Every line of the data must be copied exactly.
####################
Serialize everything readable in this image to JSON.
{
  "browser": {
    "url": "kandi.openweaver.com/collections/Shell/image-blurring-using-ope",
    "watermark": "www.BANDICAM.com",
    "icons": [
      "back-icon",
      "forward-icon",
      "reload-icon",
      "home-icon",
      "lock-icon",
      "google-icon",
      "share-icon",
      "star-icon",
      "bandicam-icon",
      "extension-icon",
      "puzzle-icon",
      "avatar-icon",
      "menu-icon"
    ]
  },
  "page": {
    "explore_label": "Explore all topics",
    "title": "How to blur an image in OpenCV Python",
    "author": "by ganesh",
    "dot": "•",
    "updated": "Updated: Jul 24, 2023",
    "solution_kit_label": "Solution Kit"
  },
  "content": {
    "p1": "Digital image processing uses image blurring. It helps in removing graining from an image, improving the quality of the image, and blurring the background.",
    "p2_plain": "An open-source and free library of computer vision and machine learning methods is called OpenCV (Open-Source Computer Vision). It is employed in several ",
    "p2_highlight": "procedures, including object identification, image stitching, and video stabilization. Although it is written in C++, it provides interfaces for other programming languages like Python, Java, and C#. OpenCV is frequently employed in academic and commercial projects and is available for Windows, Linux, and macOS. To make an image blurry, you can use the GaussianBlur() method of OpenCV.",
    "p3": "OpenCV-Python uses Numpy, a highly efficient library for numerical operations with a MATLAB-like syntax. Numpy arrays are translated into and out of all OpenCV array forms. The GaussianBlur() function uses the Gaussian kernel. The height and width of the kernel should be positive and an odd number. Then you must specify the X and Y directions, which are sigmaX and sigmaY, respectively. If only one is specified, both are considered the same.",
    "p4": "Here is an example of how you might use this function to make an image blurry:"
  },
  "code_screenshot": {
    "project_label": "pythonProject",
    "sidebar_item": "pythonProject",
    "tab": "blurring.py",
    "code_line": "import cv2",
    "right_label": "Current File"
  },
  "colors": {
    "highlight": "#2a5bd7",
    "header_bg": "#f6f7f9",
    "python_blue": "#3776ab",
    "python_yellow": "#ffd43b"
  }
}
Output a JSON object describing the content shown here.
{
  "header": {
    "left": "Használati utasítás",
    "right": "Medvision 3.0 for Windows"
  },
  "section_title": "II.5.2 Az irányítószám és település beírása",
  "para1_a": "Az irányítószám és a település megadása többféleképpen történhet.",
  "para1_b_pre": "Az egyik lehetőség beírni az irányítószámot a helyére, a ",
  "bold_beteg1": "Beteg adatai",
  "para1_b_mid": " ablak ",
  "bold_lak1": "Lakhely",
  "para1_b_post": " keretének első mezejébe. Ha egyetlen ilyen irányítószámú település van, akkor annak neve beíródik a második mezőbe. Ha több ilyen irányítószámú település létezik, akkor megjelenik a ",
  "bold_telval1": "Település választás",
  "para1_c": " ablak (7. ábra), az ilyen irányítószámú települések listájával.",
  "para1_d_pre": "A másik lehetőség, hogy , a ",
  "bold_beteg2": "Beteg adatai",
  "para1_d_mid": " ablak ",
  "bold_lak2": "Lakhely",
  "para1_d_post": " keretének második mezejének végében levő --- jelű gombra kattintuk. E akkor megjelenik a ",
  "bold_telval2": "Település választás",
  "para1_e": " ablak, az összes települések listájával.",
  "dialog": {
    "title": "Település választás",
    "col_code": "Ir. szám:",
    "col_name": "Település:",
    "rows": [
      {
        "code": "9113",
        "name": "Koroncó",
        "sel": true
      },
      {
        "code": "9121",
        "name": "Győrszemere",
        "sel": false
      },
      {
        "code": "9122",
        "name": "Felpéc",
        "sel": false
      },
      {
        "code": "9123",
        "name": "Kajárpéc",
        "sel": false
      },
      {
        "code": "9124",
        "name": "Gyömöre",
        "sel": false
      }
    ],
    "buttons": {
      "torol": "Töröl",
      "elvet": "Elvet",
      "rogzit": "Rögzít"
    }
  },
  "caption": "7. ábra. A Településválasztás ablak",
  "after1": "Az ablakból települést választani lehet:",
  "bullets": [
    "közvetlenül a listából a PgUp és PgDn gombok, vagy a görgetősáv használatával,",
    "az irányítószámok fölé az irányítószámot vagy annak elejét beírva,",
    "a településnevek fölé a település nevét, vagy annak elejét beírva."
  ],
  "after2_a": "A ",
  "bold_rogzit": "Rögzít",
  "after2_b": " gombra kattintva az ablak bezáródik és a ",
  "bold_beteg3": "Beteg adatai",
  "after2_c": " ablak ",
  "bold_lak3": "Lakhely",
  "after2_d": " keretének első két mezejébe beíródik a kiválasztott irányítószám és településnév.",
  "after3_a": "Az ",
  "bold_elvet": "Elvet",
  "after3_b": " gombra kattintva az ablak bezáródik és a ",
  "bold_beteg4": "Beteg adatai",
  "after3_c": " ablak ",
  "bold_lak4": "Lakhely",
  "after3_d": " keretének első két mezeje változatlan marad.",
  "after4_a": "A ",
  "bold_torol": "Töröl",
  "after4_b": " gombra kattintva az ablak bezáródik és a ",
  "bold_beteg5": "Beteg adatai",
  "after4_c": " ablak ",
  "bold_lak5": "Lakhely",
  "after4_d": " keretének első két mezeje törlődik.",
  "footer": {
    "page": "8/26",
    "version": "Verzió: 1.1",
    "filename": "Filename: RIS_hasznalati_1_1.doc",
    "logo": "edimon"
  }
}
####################
■ Response for this exercise ■
Serialize everything readable in this image to JSON.
{
  "browser": {
    "url": "kandi.openweaver.com/collections/Shell/image-blurring-using-ope",
    "watermark": "www.BANDICAM.com",
    "icons": [
      "back-icon",
      "forward-icon",
      "reload-icon",
      "home-icon",
      "lock-icon",
      "google-icon",
      "share-icon",
      "star-icon",
      "bandicam-icon",
      "extension-icon",
      "puzzle-icon",
      "avatar-icon",
      "menu-icon"
    ]
  },
  "page": {
    "explore_label": "Explore all topics",
    "title": "How to blur an image in OpenCV Python",
    "author": "by ganesh",
    "dot": "•",
    "updated": "Updated: Jul 24, 2023",
    "solution_kit_label": "Solution Kit"
  },
  "content": {
    "p1": "Digital image processing uses image blurring. It helps in removing graining from an image, improving the quality of the image, and blurring the background.",
    "p2_plain": "An open-source and free library of computer vision and machine learning methods is called OpenCV (Open-Source Computer Vision). It is employed in several ",
    "p2_highlight": "procedures, including object identification, image stitching, and video stabilization. Although it is written in C++, it provides interfaces for other programming languages like Python, Java, and C#. OpenCV is frequently employed in academic and commercial projects and is available for Windows, Linux, and macOS. To make an image blurry, you can use the GaussianBlur() method of OpenCV.",
    "p3": "OpenCV-Python uses Numpy, a highly efficient library for numerical operations with a MATLAB-like syntax. Numpy arrays are translated into and out of all OpenCV array forms. The GaussianBlur() function uses the Gaussian kernel. The height and width of the kernel should be positive and an odd number. Then you must specify the X and Y directions, which are sigmaX and sigmaY, respectively. If only one is specified, both are considered the same.",
    "p4": "Here is an example of how you might use this function to make an image blurry:"
  },
  "code_screenshot": {
    "project_label": "pythonProject",
    "sidebar_item": "pythonProject",
    "tab": "blurring.py",
    "code_line": "import cv2",
    "right_label": "Current File"
  },
  "colors": {
    "highlight": "#2a5bd7",
    "header_bg": "#f6f7f9",
    "python_blue": "#3776ab",
    "python_yellow": "#ffd43b"
  }
}
Output a JSON object describing the content shown here.
{
  "header": {
    "left": "Használati utasítás",
    "right": "Medvision 3.0 for Windows"
  },
  "section_title": "II.5.2 Az irányítószám és település beírása",
  "para1_a": "Az irányítószám és a település megadása többféleképpen történhet.",
  "para1_b_pre": "Az egyik lehetőség beírni az irányítószámot a helyére, a ",
  "bold_beteg1": "Beteg adatai",
  "para1_b_mid": " ablak ",
  "bold_lak1": "Lakhely",
  "para1_b_post": " keretének első mezejébe. Ha egyetlen ilyen irányítószámú település van, akkor annak neve beíródik a második mezőbe. Ha több ilyen irányítószámú település létezik, akkor megjelenik a ",
  "bold_telval1": "Település választás",
  "para1_c": " ablak (7. ábra), az ilyen irányítószámú települések listájával.",
  "para1_d_pre": "A másik lehetőség, hogy , a ",
  "bold_beteg2": "Beteg adatai",
  "para1_d_mid": " ablak ",
  "bold_lak2": "Lakhely",
  "para1_d_post": " keretének második mezejének végében levő --- jelű gombra kattintuk. E akkor megjelenik a ",
  "bold_telval2": "Település választás",
  "para1_e": " ablak, az összes települések listájával.",
  "dialog": {
    "title": "Település választás",
    "col_code": "Ir. szám:",
    "col_name": "Település:",
    "rows": [
      {
        "code": "9113",
        "name": "Koroncó",
        "sel": true
      },
      {
        "code": "9121",
        "name": "Győrszemere",
        "sel": false
      },
      {
        "code": "9122",
        "name": "Felpéc",
        "sel": false
      },
      {
        "code": "9123",
        "name": "Kajárpéc",
        "sel": false
      },
      {
        "code": "9124",
        "name": "Gyömöre",
        "sel": false
      }
    ],
    "buttons": {
      "torol": "Töröl",
      "elvet": "Elvet",
      "rogzit": "Rögzít"
    }
  },
  "caption": "7. ábra. A Településválasztás ablak",
  "after1": "Az ablakból települést választani lehet:",
  "bullets": [
    "közvetlenül a listából a PgUp és PgDn gombok, vagy a görgetősáv használatával,",
    "az irányítószámok fölé az irányítószámot vagy annak elejét beírva,",
    "a településnevek fölé a település nevét, vagy annak elejét beírva."
  ],
  "after2_a": "A ",
  "bold_rogzit": "Rögzít",
  "after2_b": " gombra kattintva az ablak bezáródik és a ",
  "bold_beteg3": "Beteg adatai",
  "after2_c": " ablak ",
  "bold_lak3": "Lakhely",
  "after2_d": " keretének első két mezejébe beíródik a kiválasztott irányítószám és településnév.",
  "after3_a": "Az ",
  "bold_elvet": "Elvet",
  "after3_b": " gombra kattintva az ablak bezáródik és a ",
  "bold_beteg4": "Beteg adatai",
  "after3_c": " ablak ",
  "bold_lak4": "Lakhely",
  "after3_d": " keretének első két mezeje változatlan marad.",
  "after4_a": "A ",
  "bold_torol": "Töröl",
  "after4_b": " gombra kattintva az ablak bezáródik és a ",
  "bold_beteg5": "Beteg adatai",
  "after4_c": " ablak ",
  "bold_lak5": "Lakhely",
  "after4_d": " keretének első két mezeje törlődik.",
  "footer": {
    "page": "8/26",
    "version": "Verzió: 1.1",
    "filename": "Filename: RIS_hasznalati_1_1.doc",
    "logo": "edimon"
  }
}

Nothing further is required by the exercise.